» **TRY IT**:
Every entry that follows is to be duplicated exactly.
Segment Start: DATASET RECORDS
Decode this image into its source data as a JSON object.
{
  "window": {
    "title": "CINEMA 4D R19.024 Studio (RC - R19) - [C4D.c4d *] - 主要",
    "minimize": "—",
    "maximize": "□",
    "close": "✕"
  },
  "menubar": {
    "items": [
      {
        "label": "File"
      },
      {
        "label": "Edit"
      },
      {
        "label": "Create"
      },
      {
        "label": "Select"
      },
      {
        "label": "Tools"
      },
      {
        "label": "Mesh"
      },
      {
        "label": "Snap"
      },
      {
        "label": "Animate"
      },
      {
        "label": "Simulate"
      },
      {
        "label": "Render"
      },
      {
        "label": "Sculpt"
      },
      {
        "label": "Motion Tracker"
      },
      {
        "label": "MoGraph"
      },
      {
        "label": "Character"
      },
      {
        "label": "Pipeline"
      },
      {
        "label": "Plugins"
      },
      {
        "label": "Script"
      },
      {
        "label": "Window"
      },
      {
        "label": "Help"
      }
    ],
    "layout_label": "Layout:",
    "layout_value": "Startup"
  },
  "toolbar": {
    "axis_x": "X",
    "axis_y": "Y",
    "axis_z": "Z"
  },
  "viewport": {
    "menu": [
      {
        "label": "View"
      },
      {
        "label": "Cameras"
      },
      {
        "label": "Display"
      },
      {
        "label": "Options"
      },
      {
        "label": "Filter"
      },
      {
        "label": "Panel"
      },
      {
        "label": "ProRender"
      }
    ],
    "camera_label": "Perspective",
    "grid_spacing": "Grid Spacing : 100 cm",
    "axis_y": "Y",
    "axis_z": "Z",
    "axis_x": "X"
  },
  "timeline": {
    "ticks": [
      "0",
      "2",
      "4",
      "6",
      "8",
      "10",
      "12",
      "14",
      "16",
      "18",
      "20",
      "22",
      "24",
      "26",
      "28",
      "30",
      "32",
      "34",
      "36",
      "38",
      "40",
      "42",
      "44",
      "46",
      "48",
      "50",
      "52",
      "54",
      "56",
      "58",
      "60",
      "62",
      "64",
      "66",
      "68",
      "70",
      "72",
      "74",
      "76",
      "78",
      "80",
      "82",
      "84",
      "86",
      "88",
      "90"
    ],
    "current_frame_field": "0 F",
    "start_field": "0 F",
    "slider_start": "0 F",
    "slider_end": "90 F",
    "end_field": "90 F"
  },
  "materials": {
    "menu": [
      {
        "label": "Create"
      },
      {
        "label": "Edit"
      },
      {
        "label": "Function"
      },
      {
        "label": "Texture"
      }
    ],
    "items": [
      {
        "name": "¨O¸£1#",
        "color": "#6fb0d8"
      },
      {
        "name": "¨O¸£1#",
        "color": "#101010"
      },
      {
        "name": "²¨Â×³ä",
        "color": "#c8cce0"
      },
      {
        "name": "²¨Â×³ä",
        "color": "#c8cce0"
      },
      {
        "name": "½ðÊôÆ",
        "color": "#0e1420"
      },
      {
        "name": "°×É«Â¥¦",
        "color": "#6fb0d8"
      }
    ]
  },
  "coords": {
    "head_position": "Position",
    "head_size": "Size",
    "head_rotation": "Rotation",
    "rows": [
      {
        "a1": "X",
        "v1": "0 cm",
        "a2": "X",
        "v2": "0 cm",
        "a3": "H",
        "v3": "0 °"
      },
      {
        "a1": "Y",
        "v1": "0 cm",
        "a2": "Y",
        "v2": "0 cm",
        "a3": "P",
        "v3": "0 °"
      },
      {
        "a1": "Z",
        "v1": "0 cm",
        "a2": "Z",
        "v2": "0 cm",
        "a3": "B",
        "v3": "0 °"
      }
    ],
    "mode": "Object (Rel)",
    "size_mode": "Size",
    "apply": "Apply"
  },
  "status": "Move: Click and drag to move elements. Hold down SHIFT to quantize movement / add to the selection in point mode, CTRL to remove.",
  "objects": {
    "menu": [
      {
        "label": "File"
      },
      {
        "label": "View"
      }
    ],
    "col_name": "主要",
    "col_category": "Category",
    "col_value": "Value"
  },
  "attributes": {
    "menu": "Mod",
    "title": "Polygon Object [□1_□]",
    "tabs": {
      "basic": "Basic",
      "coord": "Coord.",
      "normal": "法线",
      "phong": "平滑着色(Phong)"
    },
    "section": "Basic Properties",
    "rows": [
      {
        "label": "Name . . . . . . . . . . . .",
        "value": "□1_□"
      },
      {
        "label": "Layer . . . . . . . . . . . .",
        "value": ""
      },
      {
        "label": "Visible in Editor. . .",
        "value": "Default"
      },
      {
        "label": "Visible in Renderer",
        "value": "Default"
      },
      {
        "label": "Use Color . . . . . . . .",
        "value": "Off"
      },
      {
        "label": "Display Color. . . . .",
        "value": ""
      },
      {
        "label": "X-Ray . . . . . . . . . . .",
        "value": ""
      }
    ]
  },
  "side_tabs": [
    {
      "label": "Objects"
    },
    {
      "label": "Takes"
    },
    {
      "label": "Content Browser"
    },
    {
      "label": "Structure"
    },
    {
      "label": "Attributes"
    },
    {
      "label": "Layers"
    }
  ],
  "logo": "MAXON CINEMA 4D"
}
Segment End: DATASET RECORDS
» **ANSWER TO THE PROBLEM**:
Decode this image into its source data as a JSON object.
{
  "window": {
    "title": "CINEMA 4D R19.024 Studio (RC - R19) - [C4D.c4d *] - 主要",
    "minimize": "—",
    "maximize": "□",
    "close": "✕"
  },
  "menubar": {
    "items": [
      {
        "label": "File"
      },
      {
        "label": "Edit"
      },
      {
        "label": "Create"
      },
      {
        "label": "Select"
      },
      {
        "label": "Tools"
      },
      {
        "label": "Mesh"
      },
      {
        "label": "Snap"
      },
      {
        "label": "Animate"
      },
      {
        "label": "Simulate"
      },
      {
        "label": "Render"
      },
      {
        "label": "Sculpt"
      },
      {
        "label": "Motion Tracker"
      },
      {
        "label": "MoGraph"
      },
      {
        "label": "Character"
      },
      {
        "label": "Pipeline"
      },
      {
        "label": "Plugins"
      },
      {
        "label": "Script"
      },
      {
        "label": "Window"
      },
      {
        "label": "Help"
      }
    ],
    "layout_label": "Layout:",
    "layout_value": "Startup"
  },
  "toolbar": {
    "axis_x": "X",
    "axis_y": "Y",
    "axis_z": "Z"
  },
  "viewport": {
    "menu": [
      {
        "label": "View"
      },
      {
        "label": "Cameras"
      },
      {
        "label": "Display"
      },
      {
        "label": "Options"
      },
      {
        "label": "Filter"
      },
      {
        "label": "Panel"
      },
      {
        "label": "ProRender"
      }
    ],
    "camera_label": "Perspective",
    "grid_spacing": "Grid Spacing : 100 cm",
    "axis_y": "Y",
    "axis_z": "Z",
    "axis_x": "X"
  },
  "timeline": {
    "ticks": [
      "0",
      "2",
      "4",
      "6",
      "8",
      "10",
      "12",
      "14",
      "16",
      "18",
      "20",
      "22",
      "24",
      "26",
      "28",
      "30",
      "32",
      "34",
      "36",
      "38",
      "40",
      "42",
      "44",
      "46",
      "48",
      "50",
      "52",
      "54",
      "56",
      "58",
      "60",
      "62",
      "64",
      "66",
      "68",
      "70",
      "72",
      "74",
      "76",
      "78",
      "80",
      "82",
      "84",
      "86",
      "88",
      "90"
    ],
    "current_frame_field": "0 F",
    "start_field": "0 F",
    "slider_start": "0 F",
    "slider_end": "90 F",
    "end_field": "90 F"
  },
  "materials": {
    "menu": [
      {
        "label": "Create"
      },
      {
        "label": "Edit"
      },
      {
        "label": "Function"
      },
      {
        "label": "Texture"
      }
    ],
    "items": [
      {
        "name": "¨O¸£1#",
        "color": "#6fb0d8"
      },
      {
        "name": "¨O¸£1#",
        "color": "#101010"
      },
      {
        "name": "²¨Â×³ä",
        "color": "#c8cce0"
      },
      {
        "name": "²¨Â×³ä",
        "color": "#c8cce0"
      },
      {
        "name": "½ðÊôÆ",
        "color": "#0e1420"
      },
      {
        "name": "°×É«Â¥¦",
        "color": "#6fb0d8"
      }
    ]
  },
  "coords": {
    "head_position": "Position",
    "head_size": "Size",
    "head_rotation": "Rotation",
    "rows": [
      {
        "a1": "X",
        "v1": "0 cm",
        "a2": "X",
        "v2": "0 cm",
        "a3": "H",
        "v3": "0 °"
      },
      {
        "a1": "Y",
        "v1": "0 cm",
        "a2": "Y",
        "v2": "0 cm",
        "a3": "P",
        "v3": "0 °"
      },
      {
        "a1": "Z",
        "v1": "0 cm",
        "a2": "Z",
        "v2": "0 cm",
        "a3": "B",
        "v3": "0 °"
      }
    ],
    "mode": "Object (Rel)",
    "size_mode": "Size",
    "apply": "Apply"
  },
  "status": "Move: Click and drag to move elements. Hold down SHIFT to quantize movement / add to the selection in point mode, CTRL to remove.",
  "objects": {
    "menu": [
      {
        "label": "File"
      },
      {
        "label": "View"
      }
    ],
    "col_name": "主要",
    "col_category": "Category",
    "col_value": "Value"
  },
  "attributes": {
    "menu": "Mod",
    "title": "Polygon Object [□1_□]",
    "tabs": {
      "basic": "Basic",
      "coord": "Coord.",
      "normal": "法线",
      "phong": "平滑着色(Phong)"
    },
    "section": "Basic Properties",
    "rows": [
      {
        "label": "Name . . . . . . . . . . . .",
        "value": "□1_□"
      },
      {
        "label": "Layer . . . . . . . . . . . .",
        "value": ""
      },
      {
        "label": "Visible in Editor. . .",
        "value": "Default"
      },
      {
        "label": "Visible in Renderer",
        "value": "Default"
      },
      {
        "label": "Use Color . . . . . . . .",
        "value": "Off"
      },
      {
        "label": "Display Color. . . . .",
        "value": ""
      },
      {
        "label": "X-Ray . . . . . . . . . . .",
        "value": ""
      }
    ]
  },
  "side_tabs": [
    {
      "label": "Objects"
    },
    {
      "label": "Takes"
    },
    {
      "label": "Content Browser"
    },
    {
      "label": "Structure"
    },
    {
      "label": "Attributes"
    },
    {
      "label": "Layers"
    }
  ],
  "logo": "MAXON CINEMA 4D"
}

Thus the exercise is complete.